Because we have such a huge choice, it can be difficult to make your decision. Price is obviously a factor, and 7 strand is a good quality at an economical price. It's the one I'd recommend for beginners, and is fine for everyday, not too heavy, necklaces and bracelets. But if you graduate onto the more expensive wires, you will really notice the difference. For heavy glass, metal or gemstone beads, 49 strand is by far the best. I also like a 21 strand .014" diameter for lightweight beading, as it gives a beautiful drape.


I would advise to always choose a known brand. Flexrite, Accuflex, Beadalon and Acculon are all good quality brands.
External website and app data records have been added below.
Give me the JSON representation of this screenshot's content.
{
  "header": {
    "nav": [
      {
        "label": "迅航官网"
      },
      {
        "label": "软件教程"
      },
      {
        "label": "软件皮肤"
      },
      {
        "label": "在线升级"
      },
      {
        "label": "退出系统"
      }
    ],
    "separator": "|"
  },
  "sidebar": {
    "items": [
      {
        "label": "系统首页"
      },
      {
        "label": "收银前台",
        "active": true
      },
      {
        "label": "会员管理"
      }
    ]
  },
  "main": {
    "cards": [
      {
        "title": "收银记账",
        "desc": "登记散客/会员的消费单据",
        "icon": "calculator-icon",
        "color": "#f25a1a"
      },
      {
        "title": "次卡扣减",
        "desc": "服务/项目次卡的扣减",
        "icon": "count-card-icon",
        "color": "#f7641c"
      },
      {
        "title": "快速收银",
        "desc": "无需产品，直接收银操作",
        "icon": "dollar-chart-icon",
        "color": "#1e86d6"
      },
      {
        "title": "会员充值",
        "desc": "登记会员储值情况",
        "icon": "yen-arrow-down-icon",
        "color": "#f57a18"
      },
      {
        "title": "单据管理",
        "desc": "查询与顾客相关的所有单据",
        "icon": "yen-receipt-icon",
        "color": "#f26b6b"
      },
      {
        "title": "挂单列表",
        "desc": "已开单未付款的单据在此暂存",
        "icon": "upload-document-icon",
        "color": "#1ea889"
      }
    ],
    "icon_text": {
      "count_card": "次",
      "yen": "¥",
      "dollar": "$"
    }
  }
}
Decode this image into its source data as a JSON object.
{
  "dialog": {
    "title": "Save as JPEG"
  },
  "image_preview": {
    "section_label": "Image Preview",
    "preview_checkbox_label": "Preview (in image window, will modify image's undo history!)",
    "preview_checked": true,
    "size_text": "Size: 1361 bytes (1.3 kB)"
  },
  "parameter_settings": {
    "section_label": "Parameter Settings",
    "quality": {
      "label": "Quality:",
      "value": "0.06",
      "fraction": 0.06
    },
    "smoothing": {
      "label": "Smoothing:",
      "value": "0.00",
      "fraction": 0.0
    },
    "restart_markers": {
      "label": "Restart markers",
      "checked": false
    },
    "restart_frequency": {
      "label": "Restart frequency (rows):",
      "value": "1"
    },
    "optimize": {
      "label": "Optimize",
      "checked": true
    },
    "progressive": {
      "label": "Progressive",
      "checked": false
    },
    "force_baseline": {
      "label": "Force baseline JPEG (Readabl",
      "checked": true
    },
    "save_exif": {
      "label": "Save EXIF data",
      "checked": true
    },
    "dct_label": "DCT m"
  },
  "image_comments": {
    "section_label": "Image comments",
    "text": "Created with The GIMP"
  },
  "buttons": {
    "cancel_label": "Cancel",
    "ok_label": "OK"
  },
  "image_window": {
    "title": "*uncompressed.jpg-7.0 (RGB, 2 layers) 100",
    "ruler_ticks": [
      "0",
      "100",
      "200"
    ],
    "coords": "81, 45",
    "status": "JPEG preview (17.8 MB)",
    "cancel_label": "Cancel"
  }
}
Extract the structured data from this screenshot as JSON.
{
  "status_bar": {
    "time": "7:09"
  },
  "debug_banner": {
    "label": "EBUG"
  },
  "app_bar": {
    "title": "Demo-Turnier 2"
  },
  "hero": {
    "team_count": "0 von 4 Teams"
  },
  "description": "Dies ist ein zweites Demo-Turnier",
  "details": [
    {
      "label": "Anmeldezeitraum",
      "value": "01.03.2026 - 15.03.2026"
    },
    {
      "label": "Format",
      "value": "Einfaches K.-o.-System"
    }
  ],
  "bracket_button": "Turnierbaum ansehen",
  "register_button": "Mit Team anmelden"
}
I have made the mistake of buying a cheap unbranded one, that was just called Tigertail and it's barely good enough to give away, let alone to sell.

I hope that's clearer than mud, and that it's "all you need to know"! If you have any questions, or if I've left something out, post a comment below.

Next time - working with coloured beading wires.

For more crafty blogs, have a look at Handmade Harbour

Monday, 4 February 2013

How to Make Even Sized Loops every time

I'd been making jewellery for many years before I learned this simple trick, and I've been using it ever since. I came across it on the UK Beaders Forum, which is a great resource and discussion area for jewellery makers.

When you have designed your earring and are ready to make the loop, add a measure bead to the headpin. The one shown is 8mm, which I find is the best size. A 6mm measure bead would also work, but it would give a smaller loop.


Cut the wire where it comes out of the 8mm bead.

Remove the measure bead, and you will always have the same length of wire, making your loops the same size each time.

Aren't the simple things in life so often the best!

For instructions and photos on how to make the loops, see this blog post, and if you'd like to look at some creative blogs, have a look at Handmade Harbour


Next time - all you need to know about beading wire.

Wednesday, 9 January 2013

How to Make Earrings

Hi, this is my first proper post, and I will explain, in words and photos, how to make loops for earrings.

You will need - your choice of beads, headpins, a pair of earwires, round nose pliers, and pliers to cut metal (nail clippers will also do this job, but they will wear out more quickly!).

First, thread your beads onto the headpin, and cut the headpin so that you have about 1cm of wire above the beads.

With the tip of the round nose pliers, grip the wire where it comes out of the top bead, as close as you can to the beads, and bend it over to an angle of about 45 degrees.

Now grip the top of the wire with the round nose pliers. Any wire that is sticking up out of the pliers will remain straight, so just run your finger along the pliers to make sure that the wire is sitting in the centre of the pliers. You should not be able to feel the tip of the wire.

Rotate the pliers towards the beads, so that the wire curves around them. You need to keep the wire hugging the pliers to form a nice circle. I find it helps to rest the wire on the index finger of my left hand (I am right handed) and hold it in place with my thumb. About half way round, you will need to slacken the pliers and reposition them to continue.


When the tip of the wire meets the start of the loop, your loop is complete. It should be sitting centrally above the beads, and there should be no gap where the wires meet. If not, don't worry, you will perfect this skill with practice.

Your earring will fit onto any standard earwire so long as there is a loop to hang it onto.

Next time - How to make even sized loops every time.

Sunday, 6 January 2013

Hi, I'm Celia, and I've been in the world of beading since 1985. I started by making beaded jewellery as a hobby, then as a small business. I started selling beads and jewellery making supplies in about 1995, at my bead shop in a Sheffield suburb for 11 years. I closed the bricks and mortar shop in 2008 to sell online and through bead fairs around the country.

Beading has become much more sophisticated and varied over the years, with so many more beads, threads and findings available for us to use. I'm still learning!

Through this blog, I'm hoping to bring your techniques, information and inspiration for jewellery making and beadwork.